Emily paved the way for animals of all kinds to benefit from many of the same treatments and techniques used in human dentistry, including periodontal treatment and restorative surgery. Over the course of his 40-plus-year career, he's treated dogs, cats, grizzly bears, polar bears, mountain lions, leopards, ferrets, kangaroos—and even toucans and owls!—among many other creatures.
In 2005, Emily established The Peter Emily International Veterinary Dental Foundation (PEIVDF) to promote the oral health of domestic and captive animals around the world. The foundation organizes veterinary dental missions across the globe to serve captive and rescued animals, and also provides training in animal dentistry to the staff at captive animal facilities and sanctuaries. (Veterinary and human dentists alike may take part in the missions.)
Although semi-retired, he remains active in animal dentistry as a consultant and an affiliate faculty member of Animal Dentistry at Colorado State University, School of Veterinary Medicine, and director of exotic animal dentistry at the Denver Zoological Gardens.
The information contained in this, or any case study post in Incisor should never be considered a proper replacement for necessary training and/or education regarding adult oral conscious sedation. Regulations regarding sedation vary by state. This is an educational and informational piece. DOCS Education accepts no liability whatsoever for any damages resulting from any direct or indirect recipient's use of or failure to use any of the information contained herein.
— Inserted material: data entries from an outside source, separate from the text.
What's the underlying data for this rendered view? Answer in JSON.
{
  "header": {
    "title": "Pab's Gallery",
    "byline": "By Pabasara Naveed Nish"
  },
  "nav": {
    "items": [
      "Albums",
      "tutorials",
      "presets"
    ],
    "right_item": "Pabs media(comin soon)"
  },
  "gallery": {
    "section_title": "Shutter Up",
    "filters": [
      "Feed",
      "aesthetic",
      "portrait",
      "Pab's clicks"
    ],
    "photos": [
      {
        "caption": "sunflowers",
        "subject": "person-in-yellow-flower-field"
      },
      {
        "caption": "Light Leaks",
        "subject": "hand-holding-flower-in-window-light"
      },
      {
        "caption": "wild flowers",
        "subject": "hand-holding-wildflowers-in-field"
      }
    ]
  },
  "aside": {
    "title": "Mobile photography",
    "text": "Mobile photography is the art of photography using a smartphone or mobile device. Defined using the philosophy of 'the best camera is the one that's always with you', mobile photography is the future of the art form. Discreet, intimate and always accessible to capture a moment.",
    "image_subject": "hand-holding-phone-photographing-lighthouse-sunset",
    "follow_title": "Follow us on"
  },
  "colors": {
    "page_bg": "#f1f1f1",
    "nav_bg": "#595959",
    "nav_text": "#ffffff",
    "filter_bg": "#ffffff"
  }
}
DOCS Education would be happy to answer any questions or concerns mailed to us at 106 Lenora Street, Seattle, WA 98121. Please print a copy of this posting and include it with your question or request.